  6. ^ The Margrave has appointed his nephew Prince Alexander of Saxe-Gessaphe as his heir
  7. ^ now united to Hesse and by Rhine, but actually an electorate and landgraviate)
  8. ^ Saisoneröffnung auf Gedenkstätte an Preußenkönigin Luise
  9. ^ "Saisoneröffnung in Hohenzieritz". Official website of the House of Hohenzollern. http://www.preussen.de/de/heute/aktuell/archiv/saisoneroeffnung_in_hohenzieritz.html;jsessionid=DA0FC1967015394303F90EE00CB8F315. Retrieved 2007-08-26. 
  10. ^ A letter by Duke Georg Borwin of Mecklenburg
  11. ^ officially the Grand Duchy of Saxony
  12. ^ Princess Juliana Katharina of Anhalt is styled hereditary princess on the family's genealogical listing maintained on their website.
  13. ^ Prince Carlo's grandfather Prince Ranieri, Duke of Castro was unanimously declared Head of the Bourbon Two Sicilies by all relatives except for Infante Carlos, Duke of Calabria and his children due to the fact that the Infante's senior branch of the family abdicated their claims in order to be in line for the Spanish throne.
  14. ^ The Emperors of the Qīng the dynasty descend from the Aisin Gioro clan (chinese 爱新觉罗, „Àixīnjuéluó“).
  15. ^ [1] Luke Chia-Liu Yuan was born in a palace in Beijing.
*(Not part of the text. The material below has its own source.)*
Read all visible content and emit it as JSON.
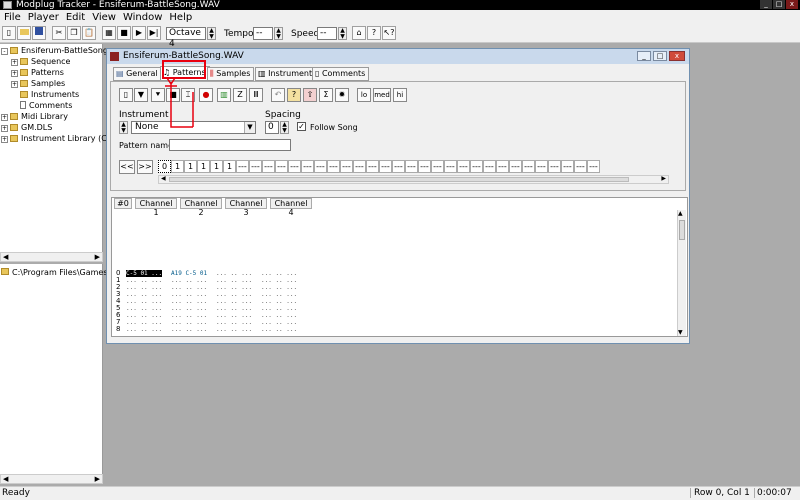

He was the grandson of Yuan Shikai, China's president from 1912 to 1916. In addition to Jada Yuan of Manhattan, he is survived by a son, Vincent, a nuclear physicist, of New Mexico; and a brother, Yuan Jiaji, who lives in Tianjin, China.
  16. ^ Descended from Zhu Yuanzhang, the first Ming-dynasty Emperor (1368-98), the Zhu clan was a big landowner around Changsha in Hunan province, where Zhu was born in 1928 (Zhu Yuanzhang's era name was Hongwu)
  17. ^ The Emperors of the Míng the dynasty have the surname Zhu (chinese 朱, „Zhū“).
  18. ^ Unofficially.
  19. ^ Declared Empress of Korea symbolically in 2006.
  20. ^ The Yi family consists of descendants of the Chosŏn Emperors.
  21. ^ Anthony Brooke was appointed hereditary Rajah Muda of Sarawak on August 27, 1937 but has since renounced any claim to the title.
  22. ^ Officially religious and secular head of Tibet − since the Chinese occupation in 1950 administration from Indian exile as far as possible.
  23. ^ The Indian government recognizes Mirza Ghulam Moinuddin Muhammad as current head of the House of Tīmūr.
  24. ^ Leto Severis, Ladies of Medieval Cyprus and Caterina Cornaro; Nicosia: 1995; ISBN 9963-8102-1-7.
  25. ^ Ministry of Foreign Affairs of Denmark







Got something to say? Make a comment.
Your name
Your email address
Message